Stock index futures were on a path to flat open as investors longed for news on Deutsche Bank's agreement with the U.S. Department of Justice and the speeches from Federal Reserve's decision makers.
There are meetings that are going on to discuss the terms of settling this fine and speculations were rife in the course of the weekend that the bank desired the penalty to be lowered.
Trading on Monday saw the Dow falling 104.40 points amidst lows before it ended up slipping by 55 points. Additionally, the S&P 500 went down by 0.3 per cent, while real estate plunging by 1.8 per cent to become the lead decliner.
While the U.S. rate hiking schedule kicked off on Tuesday, most investors eye the employment data for September scheduled to be released on Friday.
Two Federal Reserve speakers are scheduled to speak on the possibility of rate hikes in the course of the week. Richmond Fed President Jeffrey Lacker insisted that there was need to increase interest rates and in order to ensure that inflation was kept under control.
In Europe, shares of Deutsche Bank had recorded a higher value on their first day of trading after a long weekend. The bank went through challenging days last week where the Department of Justice leveled a penalty of $14 billion due to the role the bank played in a festival of toxic mortgage securities in Wall Street in the period that leads to the 2008 financial crisis.
Given the many other troubles that Deutsche have experienced – manipulating the financial benchmark, the general confusion that surrounds its mission, and issues of trades that seemed to have violated the sanctions placed in Russia – makes the American move to charge the bank a huge fine visiting at the inopportune moment.
The dangers facing Deutsche Bank sent the stock markets across the globe on a wild ride. However, the biggest worry seems to emanate from the vast array of unknowns and not its finances. Furthermore, the bank seems not to bother whether Europe will be able to muster the will to embark on a rescue mission.
All these seem to heighten the fact that Deutsche Bank – whose shares have declined to more than half their value this year – requires some new investments that are secure, in case it wishes to avoid any impending crisis.
The biggest fear lurks when Deutsche will disintegrate to a point that it will threaten the globe with a financial shock. However, the main question will lie on whether the buffers and new rules that were instigated after the last crisis can prevent the severity from spreading.

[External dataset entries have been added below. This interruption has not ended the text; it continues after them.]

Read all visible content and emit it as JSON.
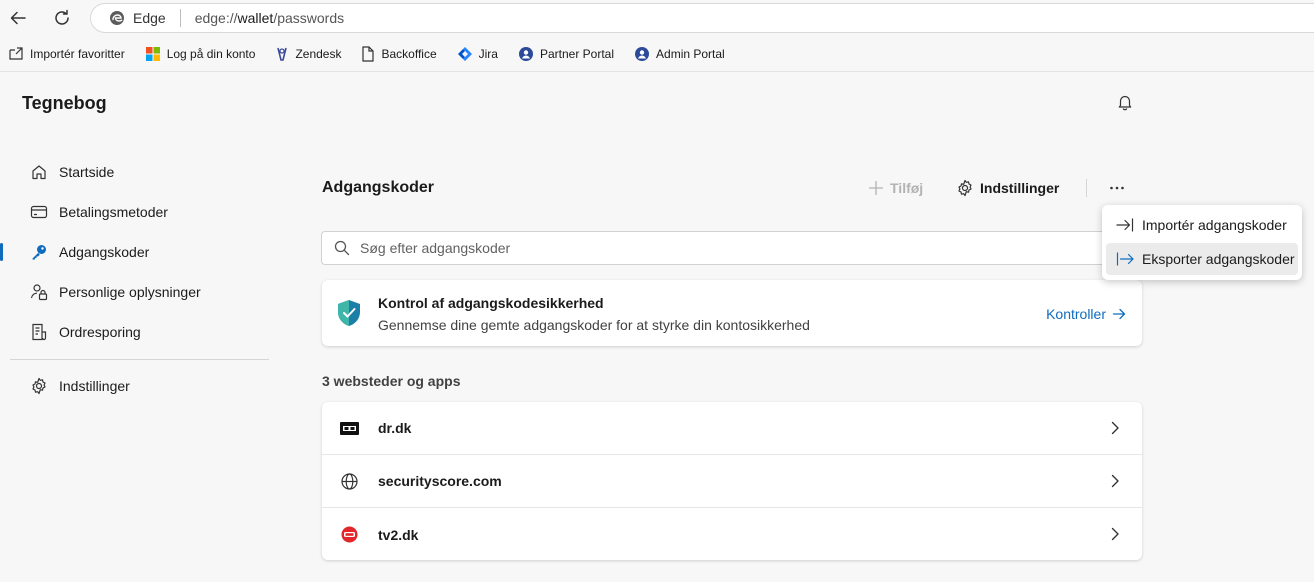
{
  "browser": {
    "brand_label": "Edge",
    "url_prefix": "edge://",
    "url_host": "wallet",
    "url_path": "/passwords"
  },
  "bookmarks": [
    {
      "label": "Importér favoritter",
      "icon": "import-favorites-icon"
    },
    {
      "label": "Log på din konto",
      "icon": "microsoft-logo-icon"
    },
    {
      "label": "Zendesk",
      "icon": "zendesk-icon"
    },
    {
      "label": "Backoffice",
      "icon": "page-icon"
    },
    {
      "label": "Jira",
      "icon": "jira-icon"
    },
    {
      "label": "Partner Portal",
      "icon": "portal-icon"
    },
    {
      "label": "Admin Portal",
      "icon": "portal-icon"
    }
  ],
  "page": {
    "title": "Tegnebog"
  },
  "sidebar": {
    "items": [
      {
        "label": "Startside",
        "icon": "home-icon"
      },
      {
        "label": "Betalingsmetoder",
        "icon": "card-icon"
      },
      {
        "label": "Adgangskoder",
        "icon": "key-icon",
        "active": true
      },
      {
        "label": "Personlige oplysninger",
        "icon": "person-lock-icon"
      },
      {
        "label": "Ordresporing",
        "icon": "receipt-icon"
      }
    ],
    "settings_label": "Indstillinger"
  },
  "main": {
    "section_title": "Adgangskoder",
    "add_label": "Tilføj",
    "settings_label": "Indstillinger",
    "search_placeholder": "Søg efter adgangskoder",
    "check": {
      "title": "Kontrol af adgangskodesikkerhed",
      "description": "Gennemse dine gemte adgangskoder for at styrke din kontosikkerhed",
      "link_label": "Kontroller"
    },
    "sites_label": "3 websteder og apps",
    "sites": [
      {
        "name": "dr.dk",
        "icon": "dr-logo-icon"
      },
      {
        "name": "securityscore.com",
        "icon": "globe-icon"
      },
      {
        "name": "tv2.dk",
        "icon": "tv2-logo-icon"
      }
    ]
  },
  "menu": {
    "items": [
      {
        "label": "Importér adgangskoder",
        "icon": "import-icon"
      },
      {
        "label": "Eksporter adgangskoder",
        "icon": "export-icon",
        "hovered": true
      }
    ]
  },
  "colors": {
    "accent": "#0f6cbd",
    "background": "#f7f7f7",
    "card": "#ffffff"
  }
}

The chaos ranging from the debt crisis to the bitterness over the rising number of refugees, European governments have shown something less than an example of a united government action. The EU seems to have embraced populist anger and encouraged constraining solutions. With Germany not allowing bailouts for banks from other countries, the mission to rescue Deutsche is politically radioactive.

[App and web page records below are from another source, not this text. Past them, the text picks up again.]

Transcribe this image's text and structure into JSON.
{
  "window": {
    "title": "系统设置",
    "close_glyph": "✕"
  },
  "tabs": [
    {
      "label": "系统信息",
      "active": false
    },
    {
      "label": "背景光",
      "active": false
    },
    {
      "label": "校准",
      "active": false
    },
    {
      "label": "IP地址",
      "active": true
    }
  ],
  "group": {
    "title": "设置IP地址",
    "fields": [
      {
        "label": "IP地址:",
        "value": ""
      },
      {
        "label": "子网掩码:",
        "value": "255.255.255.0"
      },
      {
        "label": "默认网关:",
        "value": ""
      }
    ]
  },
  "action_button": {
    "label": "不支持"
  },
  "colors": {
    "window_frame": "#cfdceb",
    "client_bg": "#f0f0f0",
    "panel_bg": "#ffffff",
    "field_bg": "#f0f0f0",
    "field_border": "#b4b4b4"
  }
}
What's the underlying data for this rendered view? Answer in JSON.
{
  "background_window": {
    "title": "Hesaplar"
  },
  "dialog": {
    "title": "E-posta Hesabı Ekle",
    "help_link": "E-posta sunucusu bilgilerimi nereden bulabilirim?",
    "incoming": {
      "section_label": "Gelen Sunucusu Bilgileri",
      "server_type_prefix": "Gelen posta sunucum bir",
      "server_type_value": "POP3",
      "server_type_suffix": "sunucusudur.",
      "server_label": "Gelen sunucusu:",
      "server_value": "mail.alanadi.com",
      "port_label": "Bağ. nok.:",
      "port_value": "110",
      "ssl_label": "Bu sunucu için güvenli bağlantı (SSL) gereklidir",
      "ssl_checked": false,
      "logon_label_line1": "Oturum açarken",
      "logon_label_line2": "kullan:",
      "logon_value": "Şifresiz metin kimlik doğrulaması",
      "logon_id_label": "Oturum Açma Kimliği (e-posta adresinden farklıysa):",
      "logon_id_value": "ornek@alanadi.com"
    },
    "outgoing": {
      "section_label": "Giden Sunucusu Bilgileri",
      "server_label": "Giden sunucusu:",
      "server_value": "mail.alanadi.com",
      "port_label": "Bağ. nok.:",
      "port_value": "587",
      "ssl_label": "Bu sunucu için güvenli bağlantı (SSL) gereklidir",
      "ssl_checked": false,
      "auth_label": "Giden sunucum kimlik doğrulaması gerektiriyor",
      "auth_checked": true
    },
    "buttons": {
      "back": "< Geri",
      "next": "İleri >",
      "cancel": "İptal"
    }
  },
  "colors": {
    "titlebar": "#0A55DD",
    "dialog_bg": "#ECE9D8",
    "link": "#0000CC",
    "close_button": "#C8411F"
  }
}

If the worst case scenario is to happen – the bank may possibly collapse, forcing the bank to collect money from the global market. Various institutions that carry out trades with Deutsche may be inclined to get their cash back. Given the amounts of cash witnessed in the bank's balance sheet that can extend to up to 1.8 trillion euros, then the effect will have to be distributed to every financial crevice in the world.
Despite rumours in pundit quarters indicating this type of scenario may be re-emerging, provokes similarity to be traced back to the disastrous bankruptcy experienced by one of the American banking big boy, the Lehman Brothers, about eight years ago, but most economists disregard the talk as overambitious and overblown. The shares of Lehman had seen a tremendous decrease in value at the CMC Markets.
Deutsche Bank's cash reserves sums up to about €240 billion. It has further sold bonds that can end up to be equity whenever it deems necessary. The fine of $14 billion proposed by the Justice Department unveils a possibility for a negotiation that could amount to a fraction of the amount. It is such a way of interpretation that left the stock surging on September 30th.
October 19, 2016
October 3, 2016
Cabela's (CAB) is being purchased by Bass Pro Shops in a cash deal for $5.5 billion or $65.50 a share for Cabela's shareholders. So CAB shareholders will receive $65.50 a share. Cabela's stock has been around $62 to $63 all morning. There has been as much as a 4% spread to made. I bought some CAB at 62.90 this morning. There is still over a 3% spread at the moment. If there is a mini market crash the spread could even widen. So it's worth keeping an eye on. All cash deals are the safest. The deal is expected to close in the first half of 2017 and still requires shareholder and regulatory approval. Here is the official SEC filing.